"if the cat's away, the mice dance on the table" (when there's no authority, all goes loose)

03-18-2006, 07:29 AM
"to stick the hand in the fire for someone" (to fully trust someone)"I'd put my hand in the fire". We have pretty much the same expression in French. One can say that when he's sure of something.

All About Eve
03-18-2006, 07:33 AM
Throwing the towel in is also common in English, I think it's a boxing term.

Mannen som blev en gris
03-18-2006, 07:33 AM
I can barely remember any right now... hm.... well, we can say "Don't put your nose in water" (err... yeah. "Lgg inte nsan i blt"), which basically means "It's none of your business". And of course there's also the incredibly wonderful word "fulsnygg". "Uglypretty". Although I can't really explain what it means... and I don't think it really is a word... but who cares, it's awesome.

03-18-2006, 10:05 AM
When the donation is too much the saint mistrusts.
Quando a esmola demais o santo desconfia.

Soft water hard stone beats so much untill it penetrates.
gua mole pedra dura tanto bate at que fura.

Go to the bitch that gave you birth!
Vai pra puta que o pariu! (This one is a general insult. It used to be very offensive in the colonial times when there were actually lots of sons of bitches around).

Ah my god!
Ah meu deus! (yes, i know what you're thinking)

03-18-2006, 10:07 AM
"uglypretty" is indeed very kewl... *amazed*

anyway in French we say "throwing the sponge", not the towel...

In here we say "pedir arrego"!

03-18-2006, 12:07 PM
In danish, the way we say first come first serve, is

Ham som er frst til mllen er ham som bliver malet frst

The correct translation is He who is first to the mill is he who is the first to be ground.

However in Denmark the famous mis-translation is "He who is first to the mill is he who is the first to get painted."

03-18-2006, 12:26 PM
We say, When the cat's away, the mice will play.

03-18-2006, 12:35 PM
We say it's raining like a pissing cow. Or it's raining ropes.

03-18-2006, 12:37 PM
no that's us frenchies, YOU don't say that... you have proper quebecker sayings though
Maria... did I mention I was from Rennes?

I've lived in Toronto for only a little more than 6 months.

03-18-2006, 12:39 PM
You stink like Lyon.

03-18-2006, 12:41 PM
you mentioned it, you could have stayed there for 2 years for all I knew...
Well, I only lived in Rennes for about a year.

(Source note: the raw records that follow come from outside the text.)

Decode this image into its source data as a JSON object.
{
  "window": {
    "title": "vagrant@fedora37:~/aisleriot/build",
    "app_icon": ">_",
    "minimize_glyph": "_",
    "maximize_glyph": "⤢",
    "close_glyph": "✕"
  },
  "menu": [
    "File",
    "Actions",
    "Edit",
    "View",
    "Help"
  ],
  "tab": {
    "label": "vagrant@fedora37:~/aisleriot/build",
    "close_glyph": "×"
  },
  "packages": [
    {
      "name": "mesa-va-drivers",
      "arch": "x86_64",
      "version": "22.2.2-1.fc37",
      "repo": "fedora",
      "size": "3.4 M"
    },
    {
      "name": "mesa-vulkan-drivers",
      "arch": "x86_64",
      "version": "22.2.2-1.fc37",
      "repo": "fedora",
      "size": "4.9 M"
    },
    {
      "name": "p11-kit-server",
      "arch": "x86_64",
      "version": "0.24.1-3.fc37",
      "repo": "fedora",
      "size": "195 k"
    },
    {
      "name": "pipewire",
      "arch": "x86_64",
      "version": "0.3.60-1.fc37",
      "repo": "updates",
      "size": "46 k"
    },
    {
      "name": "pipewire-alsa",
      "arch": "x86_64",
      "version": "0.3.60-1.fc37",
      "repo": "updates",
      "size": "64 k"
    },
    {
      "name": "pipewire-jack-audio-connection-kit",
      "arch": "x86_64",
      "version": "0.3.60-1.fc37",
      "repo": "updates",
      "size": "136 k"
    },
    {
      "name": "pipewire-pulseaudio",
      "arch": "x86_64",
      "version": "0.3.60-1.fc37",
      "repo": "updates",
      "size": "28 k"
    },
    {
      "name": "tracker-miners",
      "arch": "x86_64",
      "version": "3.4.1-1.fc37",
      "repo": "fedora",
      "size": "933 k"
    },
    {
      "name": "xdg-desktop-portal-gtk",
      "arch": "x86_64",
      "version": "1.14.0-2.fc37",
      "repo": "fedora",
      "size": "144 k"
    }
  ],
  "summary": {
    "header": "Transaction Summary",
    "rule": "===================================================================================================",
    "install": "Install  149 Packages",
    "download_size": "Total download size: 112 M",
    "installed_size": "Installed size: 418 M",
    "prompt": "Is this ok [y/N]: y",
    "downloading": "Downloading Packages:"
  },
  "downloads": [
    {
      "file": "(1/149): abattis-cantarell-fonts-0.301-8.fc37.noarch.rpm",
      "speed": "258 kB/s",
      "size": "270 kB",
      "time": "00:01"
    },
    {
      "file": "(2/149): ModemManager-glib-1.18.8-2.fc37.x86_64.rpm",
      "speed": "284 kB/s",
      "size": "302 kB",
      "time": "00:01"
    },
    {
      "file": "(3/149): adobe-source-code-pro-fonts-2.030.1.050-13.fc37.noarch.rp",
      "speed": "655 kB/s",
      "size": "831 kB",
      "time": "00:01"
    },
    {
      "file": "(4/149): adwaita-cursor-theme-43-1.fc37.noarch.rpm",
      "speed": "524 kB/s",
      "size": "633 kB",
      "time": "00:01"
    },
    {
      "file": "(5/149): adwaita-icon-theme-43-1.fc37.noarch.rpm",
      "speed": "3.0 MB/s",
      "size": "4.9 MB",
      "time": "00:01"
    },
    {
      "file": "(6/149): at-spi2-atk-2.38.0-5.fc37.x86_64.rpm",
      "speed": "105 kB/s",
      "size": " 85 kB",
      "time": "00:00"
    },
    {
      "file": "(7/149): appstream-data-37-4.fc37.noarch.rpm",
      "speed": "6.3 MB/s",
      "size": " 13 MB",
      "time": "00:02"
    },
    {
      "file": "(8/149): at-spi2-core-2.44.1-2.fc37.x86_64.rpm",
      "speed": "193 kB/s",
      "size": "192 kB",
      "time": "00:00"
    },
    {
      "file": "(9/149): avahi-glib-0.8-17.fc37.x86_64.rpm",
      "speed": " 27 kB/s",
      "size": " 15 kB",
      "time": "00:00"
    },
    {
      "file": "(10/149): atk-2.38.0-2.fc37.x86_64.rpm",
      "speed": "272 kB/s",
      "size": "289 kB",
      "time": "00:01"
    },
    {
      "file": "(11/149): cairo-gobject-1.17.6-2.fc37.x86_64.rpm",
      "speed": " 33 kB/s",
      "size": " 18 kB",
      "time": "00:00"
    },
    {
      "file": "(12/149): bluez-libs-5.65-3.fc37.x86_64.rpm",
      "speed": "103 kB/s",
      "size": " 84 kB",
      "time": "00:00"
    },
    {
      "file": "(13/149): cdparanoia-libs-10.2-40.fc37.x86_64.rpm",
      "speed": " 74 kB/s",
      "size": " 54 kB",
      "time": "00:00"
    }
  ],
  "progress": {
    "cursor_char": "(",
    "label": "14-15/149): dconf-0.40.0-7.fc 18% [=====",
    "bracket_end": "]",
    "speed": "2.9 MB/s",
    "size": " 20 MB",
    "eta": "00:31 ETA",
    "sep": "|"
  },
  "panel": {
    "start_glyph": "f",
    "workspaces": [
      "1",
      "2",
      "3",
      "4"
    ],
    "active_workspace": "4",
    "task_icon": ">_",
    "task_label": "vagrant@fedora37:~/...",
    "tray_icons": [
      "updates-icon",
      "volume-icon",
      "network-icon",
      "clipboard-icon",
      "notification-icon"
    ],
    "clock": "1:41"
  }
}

But I've also lived in Lorient, Nantes, La Roche Sur-Yon, etc. - a bunch of places. And I go back to my family's place near Lorient every summer.

03-18-2006, 12:46 PM
Rennes is about the trashiest city in France after Marseilles. I'm not a fan.

Lorient is nice, though - although the specialty there is le plat moules-frites. Morbihan in general does mostly seafood.

03-18-2006, 12:56 PM
When it rains, it pours.

It's raining cats and dogs.

Can't think of anymore right now.